This summer has been one of the most challenging, yet rewarding experiences I have ever had. The internship at the Columbia University Medical Center has taught me to think independently as a scientist and realize how fun science can be!
Thanks to the Noyce Internship, I have greatly expanded my technical skills in the laboratory. I have learned not only the protocols for assays, but also the purpose of each. The assays I have practiced include genotyping using polymerase chain reaction, immunohistochemistry, fluorescence and H&E staining, Ligand and Carbohydrate Engagement Assay (LACE), and DNA cloning methods. However, the greatest lessons I learned where when the results of each were not the same as our hypothesis. I have had to repeat many experiments and troubleshoot when our hypothesis was not supported by the results. This has taught me to be more patient, perseverant, and meticulous. I have learned to analyze where in the protocol the errors could have come from and adjust the changes for the future experiments, until they work. These qualities of being detail-oriented and persistent are those that I will continue to implement in my role as a student. Whether it is in lab or in the classroom, these qualities will change how I deal with shortcomings.
Furthermore, this experience has taught me to become a better critical-thinker. Whether it is designing the experiment or analyzing and contextualizing the data, the internship has helped me understand how to think like a scientist. Research involves so many factors, some that are within our control and some that are not. For instance, after weeks of staining, I could not find the phenotype that we had seen in our previous stainings. This was frustrating and neither my mentor nor I could understand why that was the case. We hypothesized that during sectioning the region of our interest may have been missed. As a result, we implemented minor changes such as to section the entire eye, instead of just the retina in the back of the eye.
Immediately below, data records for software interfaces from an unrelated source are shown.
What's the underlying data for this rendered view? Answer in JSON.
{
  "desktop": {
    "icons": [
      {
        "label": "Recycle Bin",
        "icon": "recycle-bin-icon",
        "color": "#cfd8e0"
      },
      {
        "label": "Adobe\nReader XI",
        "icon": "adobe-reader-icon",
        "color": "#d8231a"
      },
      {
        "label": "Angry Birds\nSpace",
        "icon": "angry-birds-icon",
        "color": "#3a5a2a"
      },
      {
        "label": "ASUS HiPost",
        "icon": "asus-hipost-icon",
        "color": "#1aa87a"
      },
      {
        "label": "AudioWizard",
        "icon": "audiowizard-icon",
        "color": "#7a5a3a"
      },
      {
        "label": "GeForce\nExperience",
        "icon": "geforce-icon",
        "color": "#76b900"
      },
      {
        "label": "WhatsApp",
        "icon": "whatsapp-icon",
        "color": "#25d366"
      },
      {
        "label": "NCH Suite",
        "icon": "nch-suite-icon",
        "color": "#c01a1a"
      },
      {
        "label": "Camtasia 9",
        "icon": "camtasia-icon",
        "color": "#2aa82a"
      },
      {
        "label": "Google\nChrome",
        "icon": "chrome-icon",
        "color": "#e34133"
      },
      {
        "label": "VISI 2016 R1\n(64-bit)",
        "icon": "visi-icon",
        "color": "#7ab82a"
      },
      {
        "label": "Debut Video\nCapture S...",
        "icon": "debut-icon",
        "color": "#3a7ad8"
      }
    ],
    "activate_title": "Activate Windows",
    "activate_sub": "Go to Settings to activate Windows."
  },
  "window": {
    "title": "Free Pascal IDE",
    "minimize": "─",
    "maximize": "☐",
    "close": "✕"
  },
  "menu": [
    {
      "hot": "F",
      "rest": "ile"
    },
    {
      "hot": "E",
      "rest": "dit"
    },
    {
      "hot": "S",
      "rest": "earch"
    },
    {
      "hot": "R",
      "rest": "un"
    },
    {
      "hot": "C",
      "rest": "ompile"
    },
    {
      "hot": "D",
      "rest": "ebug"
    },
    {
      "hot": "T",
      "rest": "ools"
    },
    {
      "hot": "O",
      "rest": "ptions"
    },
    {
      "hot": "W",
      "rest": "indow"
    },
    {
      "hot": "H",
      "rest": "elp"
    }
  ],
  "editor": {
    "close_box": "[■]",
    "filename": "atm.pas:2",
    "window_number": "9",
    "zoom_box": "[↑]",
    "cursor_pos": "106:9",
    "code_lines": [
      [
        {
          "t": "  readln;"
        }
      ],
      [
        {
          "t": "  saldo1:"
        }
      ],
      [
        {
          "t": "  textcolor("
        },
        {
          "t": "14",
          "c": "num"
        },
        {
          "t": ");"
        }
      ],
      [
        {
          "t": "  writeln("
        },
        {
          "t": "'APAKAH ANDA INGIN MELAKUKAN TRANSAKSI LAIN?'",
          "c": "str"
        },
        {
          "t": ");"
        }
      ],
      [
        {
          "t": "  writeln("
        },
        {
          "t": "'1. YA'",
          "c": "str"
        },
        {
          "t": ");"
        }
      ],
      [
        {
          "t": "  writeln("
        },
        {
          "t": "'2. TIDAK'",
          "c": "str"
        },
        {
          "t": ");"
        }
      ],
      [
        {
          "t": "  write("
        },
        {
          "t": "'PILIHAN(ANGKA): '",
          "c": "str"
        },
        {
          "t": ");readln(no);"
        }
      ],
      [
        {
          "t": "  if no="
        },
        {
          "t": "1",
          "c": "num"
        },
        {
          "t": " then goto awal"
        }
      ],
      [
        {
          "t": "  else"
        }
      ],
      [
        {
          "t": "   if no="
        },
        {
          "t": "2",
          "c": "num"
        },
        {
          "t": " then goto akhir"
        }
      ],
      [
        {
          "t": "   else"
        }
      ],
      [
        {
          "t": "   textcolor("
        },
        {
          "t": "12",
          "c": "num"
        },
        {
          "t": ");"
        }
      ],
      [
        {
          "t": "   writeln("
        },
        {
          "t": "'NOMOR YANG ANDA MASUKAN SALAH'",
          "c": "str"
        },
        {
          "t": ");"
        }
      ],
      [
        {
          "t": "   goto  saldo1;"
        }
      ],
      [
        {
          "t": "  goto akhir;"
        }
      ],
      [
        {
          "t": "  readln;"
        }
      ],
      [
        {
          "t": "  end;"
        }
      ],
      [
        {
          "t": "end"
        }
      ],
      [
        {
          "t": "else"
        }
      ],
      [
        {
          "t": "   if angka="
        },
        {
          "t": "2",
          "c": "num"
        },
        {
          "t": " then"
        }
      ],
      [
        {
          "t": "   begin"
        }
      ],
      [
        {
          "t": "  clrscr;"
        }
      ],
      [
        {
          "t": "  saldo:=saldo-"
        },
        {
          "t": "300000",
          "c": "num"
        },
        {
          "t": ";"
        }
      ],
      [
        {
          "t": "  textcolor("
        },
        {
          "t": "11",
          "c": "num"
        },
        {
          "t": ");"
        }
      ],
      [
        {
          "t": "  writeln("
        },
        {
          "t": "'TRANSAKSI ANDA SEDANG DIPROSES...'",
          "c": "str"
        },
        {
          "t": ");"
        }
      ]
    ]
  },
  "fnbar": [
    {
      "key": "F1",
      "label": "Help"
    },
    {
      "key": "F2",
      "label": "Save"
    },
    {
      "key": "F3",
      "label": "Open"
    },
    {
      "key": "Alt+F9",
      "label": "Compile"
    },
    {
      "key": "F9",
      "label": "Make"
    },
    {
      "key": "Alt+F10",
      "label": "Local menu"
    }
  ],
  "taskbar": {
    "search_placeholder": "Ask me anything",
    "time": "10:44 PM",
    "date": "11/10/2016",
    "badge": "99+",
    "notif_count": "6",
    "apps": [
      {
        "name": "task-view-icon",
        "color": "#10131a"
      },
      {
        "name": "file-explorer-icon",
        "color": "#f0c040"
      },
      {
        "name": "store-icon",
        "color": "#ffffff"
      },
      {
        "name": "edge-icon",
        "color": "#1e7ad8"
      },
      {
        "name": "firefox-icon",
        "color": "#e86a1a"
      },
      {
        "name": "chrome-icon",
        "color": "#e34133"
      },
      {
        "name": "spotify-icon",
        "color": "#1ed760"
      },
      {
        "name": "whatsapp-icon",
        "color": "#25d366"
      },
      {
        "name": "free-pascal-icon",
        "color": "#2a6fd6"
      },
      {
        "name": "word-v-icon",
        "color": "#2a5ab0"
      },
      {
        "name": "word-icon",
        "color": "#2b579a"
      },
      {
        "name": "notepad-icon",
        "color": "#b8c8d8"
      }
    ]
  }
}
This allowed us to finally see the phenotype, much to our relief. Seeing the phenotype once again was very exciting and rewarding. I realized not to overlook any steps and work-hard to fix any mishaps in each step. This has helped to critically analyze my own work and become focused when carrying out any procedure.
In addition, one of the most important skills I have learned is how to communicate research work to an audience. I presented my results at our weekly lab meetings to the principal investigator and other post-doctoral researchers. This was essential in receiving feedback on the work I had done and presenting to a scientific audience. As part of the Summer Research Institute, I created a poster, detailing our work and present the poster at the Poster Session. Creating a poster allowed me to reflect on the overall goal of this project. I synthesized the information and presented the material on the poster so that it could be accessible to understand for all. I also had to think about how to orally present the poster at the session, without using jargon and clearly demonstrate and explain what the research was about. This was a gratifying and challenging process, as well. I learned to represent scientific data, using imagery and diagrams so that it could be informative and easy to understand. Presenting my work has helped to become comfortable speaking in both a scientific and general audience, both of which were much different.
The internship primarily helped me understand the importance of having a good mentorship. My positive experience in the lab has primarily been the result of the cordial relationship I have developed with my mentor and the other researchers in the lab. My mentor has guided me throughout the entire summer at every step, from explaining the basic biological concepts to performing the experiments. He has also challenged me to think critically about our project and encouraged me to become more and more independent in the lab. This guidance was so essential in becoming comfortable with using techniques that I was not familiar with before. Moreover, my mentor and the other researchers have spoken of their experiences in becoming a researcher. Speaking to them every day has helped me realize how the scientific industry works. This has given me insight into the hard work and struggles of becoming a researcher, but also has inspired me to consider pursuing a career in research at some point in the future. This guidance is a factor that is greatly essential in STEM education. The STEM field requires extensive mentorship, which can inspire the person to work harder. STEM education can be dramatically altered if students can see the rewards of working in such a field and have someone to look up to when there are facing struggles. I have been lucky enough to find such a laboratory and hope to guide other students as well in the future.
Despite the end of the Noyce Internship, I hope to continue to work at the Columbia University Medical Center, throughout the academic year. I wish to apply the skills and lessons I have learned to become a better student and educator.